If you really do need this duplicate table functionality, then you can certainly use a trigger to create the new/updated record in table 2 when I/U/D's are done on table 1. Here's some pseudo-code for how you'd put the trigger together:
CREATE TRIGGER . . . BEFORE/AFTER INSERT, UPDATE, DELETE ON table_1 FOR EACH ROW BEGIN IF INSERTING INSERT INTO table_2 VALUES (:new.col1, :new.col2, :new.col3..)...and so on IF UPDATING UPDATE table_2 SET col1 = :new.col1, col2 = :new.col2.....and so on WHERE key_column = :old.key_column ; *** another alternative for an UPDATE is that you could DELETE the row that's *** there and then insert a new one as follows DELETE FROM table_2 WHERE key_column = :old.key_column ; INSERT INTO table_2 VALUES (same as when INSERTING) IF DELETING DELETE FROM table_2 WHERE key_column = :old.key_column ; END;By doing it this way, you only deal with one row at a time (in effect). This reduces the possibility of locking conflicts and also relieves the burden of activity caused by deleting and entire table just to turn around and replace it again with only minor changes.
For More Information
- Dozens more answers to tough Oracle questions from Karen Morton are available.
- The Best Oracle Web Links: tips, tutorials, scripts, and more.
- Have an Oracle or SQL tip to offer your fellow DBAs and developers? The best tips submitted will receive a cool prize. Submit your tip today!
- Ask your technical Oracle and SQL questions -- or help out your peers by answering them -- in our live discussion forums.

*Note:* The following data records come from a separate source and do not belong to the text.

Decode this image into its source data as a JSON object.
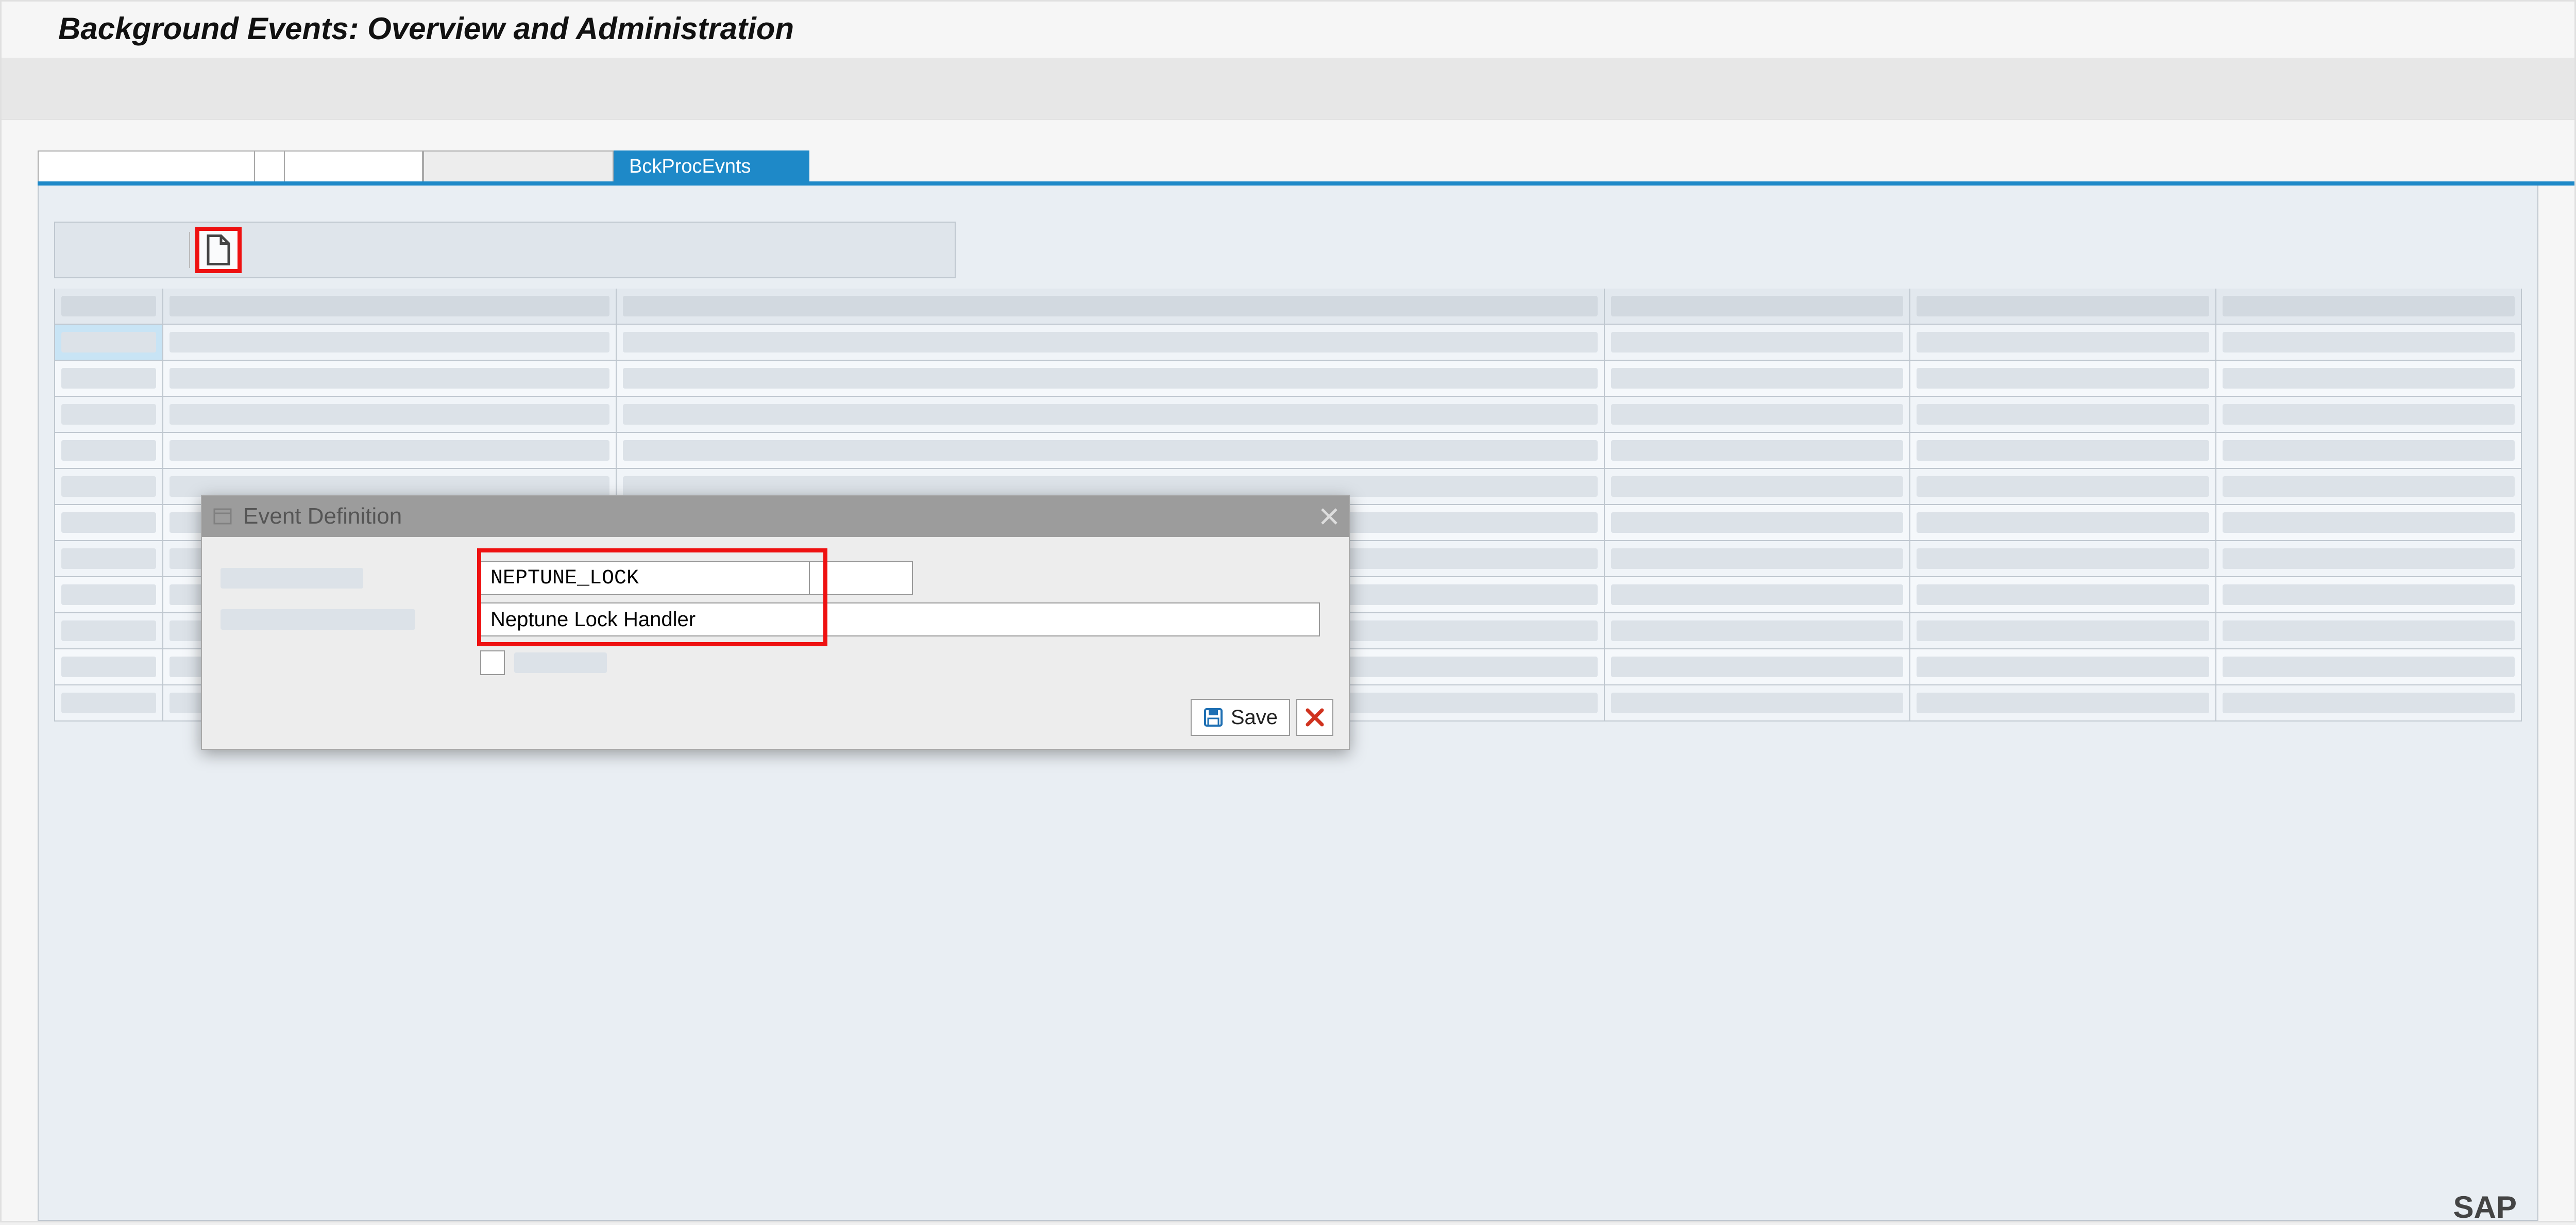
{
  "page": {
    "title": "Background Events: Overview and Administration"
  },
  "tabs": {
    "active_label": "BckProcEvnts"
  },
  "toolbar": {
    "new_button_tooltip": "Create"
  },
  "dialog": {
    "title": "Event Definition",
    "fields": {
      "event_name_value": "NEPTUNE_LOCK",
      "description_value": "Neptune Lock Handler"
    },
    "buttons": {
      "save_label": "Save"
    }
  },
  "branding": {
    "mark": "SAP"
  }
}
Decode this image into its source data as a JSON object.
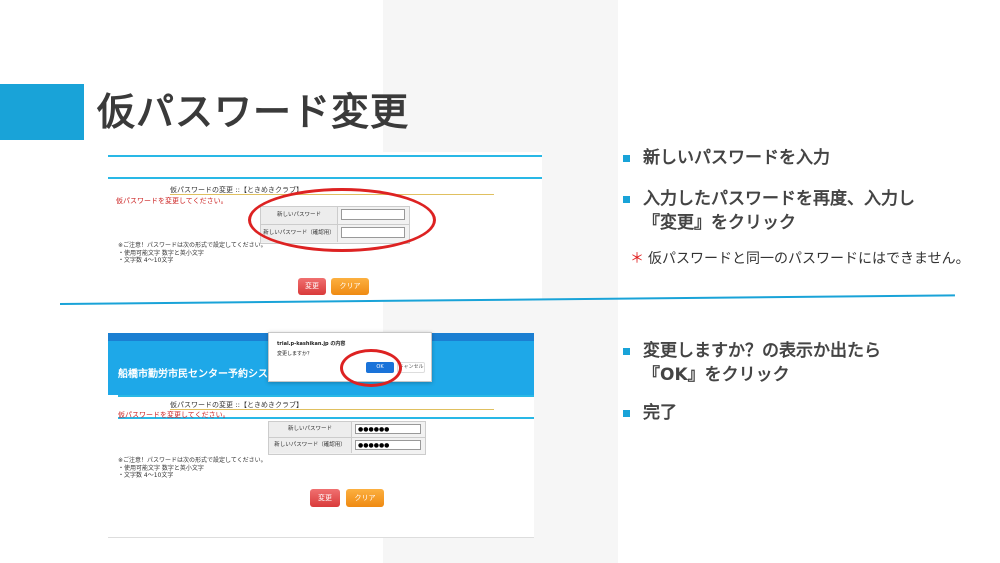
{
  "slide": {
    "title": "仮パスワード変更",
    "colors": {
      "accent": "#19a3d8",
      "ellipse": "#d22222"
    }
  },
  "screenshot1": {
    "form_title": "仮パスワードの変更 ::【ときめきクラブ】",
    "warning": "仮パスワードを変更してください。",
    "rows": [
      {
        "label": "新しいパスワード",
        "value": ""
      },
      {
        "label": "新しいパスワード（確認用）",
        "value": ""
      }
    ],
    "notes": [
      "※ご注意！パスワードは次の形式で設定してください。",
      "・使用可能文字 数字と英小文字",
      "・文字数 4〜10文字"
    ],
    "change_button": "変更",
    "clear_button": "クリア"
  },
  "screenshot2": {
    "banner": "船橋市勤労市民センター予約システム",
    "dialog": {
      "title": "trial.p-kashikan.jp の内容",
      "message": "変更しますか？",
      "ok": "OK",
      "cancel": "キャンセル"
    },
    "form_title": "仮パスワードの変更 ::【ときめきクラブ】",
    "warning": "仮パスワードを変更してください。",
    "rows": [
      {
        "label": "新しいパスワード",
        "value": "●●●●●●"
      },
      {
        "label": "新しいパスワード（確認用）",
        "value": "●●●●●●"
      }
    ],
    "notes": [
      "※ご注意！パスワードは次の形式で設定してください。",
      "・使用可能文字 数字と英小文字",
      "・文字数 4〜10文字"
    ],
    "change_button": "変更",
    "clear_button": "クリア"
  },
  "bullets": {
    "b1": "新しいパスワードを入力",
    "b2_line1": "入力したパスワードを再度、入力し",
    "b2_line2": "『変更』をクリック",
    "note_mark": "＊",
    "note": "仮パスワードと同一のパスワードにはできません。",
    "b3_line1": "変更しますか？の表示か出たら",
    "b3_line2": "『OK』をクリック",
    "b4": "完了"
  }
}
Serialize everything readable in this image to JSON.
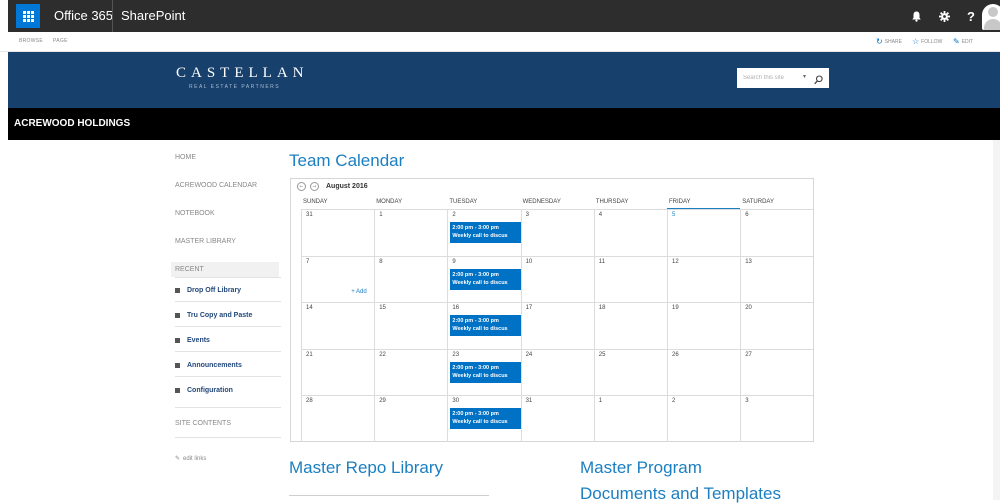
{
  "suite_bar": {
    "app_name": "Office 365",
    "product_name": "SharePoint",
    "help_label": "?"
  },
  "ribbon": {
    "tabs": [
      "BROWSE",
      "PAGE"
    ],
    "share_label": "SHARE",
    "follow_label": "FOLLOW",
    "edit_label": "EDIT"
  },
  "banner": {
    "logo_main": "CASTELLAN",
    "logo_sub": "REAL ESTATE PARTNERS",
    "search_placeholder": "Search this site"
  },
  "site": {
    "title": "ACREWOOD HOLDINGS"
  },
  "left_nav": {
    "items": [
      "HOME",
      "ACREWOOD CALENDAR",
      "NOTEBOOK",
      "MASTER LIBRARY",
      "RECENT"
    ],
    "recent_items": [
      "Drop Off Library",
      "Tru Copy and Paste",
      "Events",
      "Announcements",
      "Configuration"
    ],
    "site_contents": "SITE CONTENTS",
    "edit_links": "edit links"
  },
  "calendar": {
    "title": "Team Calendar",
    "month": "August 2016",
    "day_names": [
      "SUNDAY",
      "MONDAY",
      "TUESDAY",
      "WEDNESDAY",
      "THURSDAY",
      "FRIDAY",
      "SATURDAY"
    ],
    "weeks": [
      [
        "31",
        "1",
        "2",
        "3",
        "4",
        "5",
        "6"
      ],
      [
        "7",
        "8",
        "9",
        "10",
        "11",
        "12",
        "13"
      ],
      [
        "14",
        "15",
        "16",
        "17",
        "18",
        "19",
        "20"
      ],
      [
        "21",
        "22",
        "23",
        "24",
        "25",
        "26",
        "27"
      ],
      [
        "28",
        "29",
        "30",
        "31",
        "1",
        "2",
        "3"
      ]
    ],
    "event_time": "2:00 pm - 3:00 pm",
    "event_title": "Weekly call to discus",
    "add_label": "+ Add"
  },
  "sections": {
    "repo_library": "Master Repo Library",
    "program_docs_line1": "Master Program",
    "program_docs_line2": "Documents and Templates"
  }
}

- Ask the Experts yourself: Our SQL, database design, Oracle, SQL Server, DB2, metadata, object-oriented and data warehousing gurus are waiting to answer your toughest questions.
This was first published in January 2003